## Dataset rows for apps and sites:
########################################
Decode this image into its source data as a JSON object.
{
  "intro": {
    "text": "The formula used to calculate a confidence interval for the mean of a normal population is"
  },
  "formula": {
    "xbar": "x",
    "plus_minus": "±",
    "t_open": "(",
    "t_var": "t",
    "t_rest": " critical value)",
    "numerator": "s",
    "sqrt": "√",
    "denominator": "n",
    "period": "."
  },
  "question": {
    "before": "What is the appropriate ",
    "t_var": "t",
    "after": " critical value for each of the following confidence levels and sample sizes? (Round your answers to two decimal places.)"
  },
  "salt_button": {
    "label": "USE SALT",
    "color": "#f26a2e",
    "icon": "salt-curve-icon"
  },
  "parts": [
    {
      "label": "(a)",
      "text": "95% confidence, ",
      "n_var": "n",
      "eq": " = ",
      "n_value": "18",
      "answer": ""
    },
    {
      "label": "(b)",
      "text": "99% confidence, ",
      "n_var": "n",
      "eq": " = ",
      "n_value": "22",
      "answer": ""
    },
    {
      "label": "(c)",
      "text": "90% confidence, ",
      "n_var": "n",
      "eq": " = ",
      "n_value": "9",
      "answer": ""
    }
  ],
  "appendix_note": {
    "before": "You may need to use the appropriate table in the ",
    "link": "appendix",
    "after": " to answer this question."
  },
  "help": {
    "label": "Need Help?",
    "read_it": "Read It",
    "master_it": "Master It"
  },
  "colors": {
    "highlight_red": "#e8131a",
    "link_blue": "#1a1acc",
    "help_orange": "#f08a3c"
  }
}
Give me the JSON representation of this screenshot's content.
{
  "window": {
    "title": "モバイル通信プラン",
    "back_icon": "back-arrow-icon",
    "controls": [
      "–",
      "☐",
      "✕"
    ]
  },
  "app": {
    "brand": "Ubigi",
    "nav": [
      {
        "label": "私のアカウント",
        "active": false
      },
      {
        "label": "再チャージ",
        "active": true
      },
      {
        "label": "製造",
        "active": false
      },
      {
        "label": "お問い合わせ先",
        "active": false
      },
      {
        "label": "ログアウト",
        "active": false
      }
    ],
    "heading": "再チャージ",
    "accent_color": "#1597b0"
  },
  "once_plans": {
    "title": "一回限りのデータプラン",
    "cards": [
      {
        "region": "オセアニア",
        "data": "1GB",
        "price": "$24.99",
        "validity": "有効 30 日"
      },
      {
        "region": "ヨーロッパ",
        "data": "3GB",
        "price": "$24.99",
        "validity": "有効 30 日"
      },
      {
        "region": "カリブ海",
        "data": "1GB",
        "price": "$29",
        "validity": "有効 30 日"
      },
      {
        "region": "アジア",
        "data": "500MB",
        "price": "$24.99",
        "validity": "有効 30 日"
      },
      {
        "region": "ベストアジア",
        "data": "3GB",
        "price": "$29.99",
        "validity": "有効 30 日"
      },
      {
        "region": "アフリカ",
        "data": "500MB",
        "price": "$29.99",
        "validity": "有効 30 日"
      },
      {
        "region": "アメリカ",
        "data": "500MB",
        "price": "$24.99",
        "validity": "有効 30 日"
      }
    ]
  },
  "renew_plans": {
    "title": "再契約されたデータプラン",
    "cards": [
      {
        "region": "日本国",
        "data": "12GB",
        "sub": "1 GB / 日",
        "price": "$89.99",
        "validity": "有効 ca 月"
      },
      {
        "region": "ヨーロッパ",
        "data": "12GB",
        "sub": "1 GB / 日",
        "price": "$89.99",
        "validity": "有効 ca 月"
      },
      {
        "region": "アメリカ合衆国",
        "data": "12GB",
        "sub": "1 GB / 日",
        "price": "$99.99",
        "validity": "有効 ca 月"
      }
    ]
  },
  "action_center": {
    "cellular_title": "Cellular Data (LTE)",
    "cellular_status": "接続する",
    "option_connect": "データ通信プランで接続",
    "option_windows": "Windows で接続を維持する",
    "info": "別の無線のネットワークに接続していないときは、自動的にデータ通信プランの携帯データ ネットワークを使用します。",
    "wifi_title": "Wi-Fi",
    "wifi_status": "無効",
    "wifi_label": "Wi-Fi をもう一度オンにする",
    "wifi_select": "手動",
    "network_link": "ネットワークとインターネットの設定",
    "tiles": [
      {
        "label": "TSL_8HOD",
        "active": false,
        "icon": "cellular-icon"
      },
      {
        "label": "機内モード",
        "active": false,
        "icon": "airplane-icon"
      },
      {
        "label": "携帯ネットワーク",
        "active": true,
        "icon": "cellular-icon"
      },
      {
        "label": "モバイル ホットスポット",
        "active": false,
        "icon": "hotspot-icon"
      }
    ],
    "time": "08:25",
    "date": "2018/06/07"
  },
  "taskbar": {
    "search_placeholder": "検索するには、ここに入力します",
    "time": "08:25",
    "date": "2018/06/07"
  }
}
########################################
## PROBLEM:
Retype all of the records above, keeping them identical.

## RESULT FOR THIS EXERCISE:
Decode this image into its source data as a JSON object.
{
  "intro": {
    "text": "The formula used to calculate a confidence interval for the mean of a normal population is"
  },
  "formula": {
    "xbar": "x",
    "plus_minus": "±",
    "t_open": "(",
    "t_var": "t",
    "t_rest": " critical value)",
    "numerator": "s",
    "sqrt": "√",
    "denominator": "n",
    "period": "."
  },
  "question": {
    "before": "What is the appropriate ",
    "t_var": "t",
    "after": " critical value for each of the following confidence levels and sample sizes? (Round your answers to two decimal places.)"
  },
  "salt_button": {
    "label": "USE SALT",
    "color": "#f26a2e",
    "icon": "salt-curve-icon"
  },
  "parts": [
    {
      "label": "(a)",
      "text": "95% confidence, ",
      "n_var": "n",
      "eq": " = ",
      "n_value": "18",
      "answer": ""
    },
    {
      "label": "(b)",
      "text": "99% confidence, ",
      "n_var": "n",
      "eq": " = ",
      "n_value": "22",
      "answer": ""
    },
    {
      "label": "(c)",
      "text": "90% confidence, ",
      "n_var": "n",
      "eq": " = ",
      "n_value": "9",
      "answer": ""
    }
  ],
  "appendix_note": {
    "before": "You may need to use the appropriate table in the ",
    "link": "appendix",
    "after": " to answer this question."
  },
  "help": {
    "label": "Need Help?",
    "read_it": "Read It",
    "master_it": "Master It"
  },
  "colors": {
    "highlight_red": "#e8131a",
    "link_blue": "#1a1acc",
    "help_orange": "#f08a3c"
  }
}
Give me the JSON representation of this screenshot's content.
{
  "window": {
    "title": "モバイル通信プラン",
    "back_icon": "back-arrow-icon",
    "controls": [
      "–",
      "☐",
      "✕"
    ]
  },
  "app": {
    "brand": "Ubigi",
    "nav": [
      {
        "label": "私のアカウント",
        "active": false
      },
      {
        "label": "再チャージ",
        "active": true
      },
      {
        "label": "製造",
        "active": false
      },
      {
        "label": "お問い合わせ先",
        "active": false
      },
      {
        "label": "ログアウト",
        "active": false
      }
    ],
    "heading": "再チャージ",
    "accent_color": "#1597b0"
  },
  "once_plans": {
    "title": "一回限りのデータプラン",
    "cards": [
      {
        "region": "オセアニア",
        "data": "1GB",
        "price": "$24.99",
        "validity": "有効 30 日"
      },
      {
        "region": "ヨーロッパ",
        "data": "3GB",
        "price": "$24.99",
        "validity": "有効 30 日"
      },
      {
        "region": "カリブ海",
        "data": "1GB",
        "price": "$29",
        "validity": "有効 30 日"
      },
      {
        "region": "アジア",
        "data": "500MB",
        "price": "$24.99",
        "validity": "有効 30 日"
      },
      {
        "region": "ベストアジア",
        "data": "3GB",
        "price": "$29.99",
        "validity": "有効 30 日"
      },
      {
        "region": "アフリカ",
        "data": "500MB",
        "price": "$29.99",
        "validity": "有効 30 日"
      },
      {
        "region": "アメリカ",
        "data": "500MB",
        "price": "$24.99",
        "validity": "有効 30 日"
      }
    ]
  },
  "renew_plans": {
    "title": "再契約されたデータプラン",
    "cards": [
      {
        "region": "日本国",
        "data": "12GB",
        "sub": "1 GB / 日",
        "price": "$89.99",
        "validity": "有効 ca 月"
      },
      {
        "region": "ヨーロッパ",
        "data": "12GB",
        "sub": "1 GB / 日",
        "price": "$89.99",
        "validity": "有効 ca 月"
      },
      {
        "region": "アメリカ合衆国",
        "data": "12GB",
        "sub": "1 GB / 日",
        "price": "$99.99",
        "validity": "有効 ca 月"
      }
    ]
  },
  "action_center": {
    "cellular_title": "Cellular Data (LTE)",
    "cellular_status": "接続する",
    "option_connect": "データ通信プランで接続",
    "option_windows": "Windows で接続を維持する",
    "info": "別の無線のネットワークに接続していないときは、自動的にデータ通信プランの携帯データ ネットワークを使用します。",
    "wifi_title": "Wi-Fi",
    "wifi_status": "無効",
    "wifi_label": "Wi-Fi をもう一度オンにする",
    "wifi_select": "手動",
    "network_link": "ネットワークとインターネットの設定",
    "tiles": [
      {
        "label": "TSL_8HOD",
        "active": false,
        "icon": "cellular-icon"
      },
      {
        "label": "機内モード",
        "active": false,
        "icon": "airplane-icon"
      },
      {
        "label": "携帯ネットワーク",
        "active": true,
        "icon": "cellular-icon"
      },
      {
        "label": "モバイル ホットスポット",
        "active": false,
        "icon": "hotspot-icon"
      }
    ],
    "time": "08:25",
    "date": "2018/06/07"
  },
  "taskbar": {
    "search_placeholder": "検索するには、ここに入力します",
    "time": "08:25",
    "date": "2018/06/07"
  }
}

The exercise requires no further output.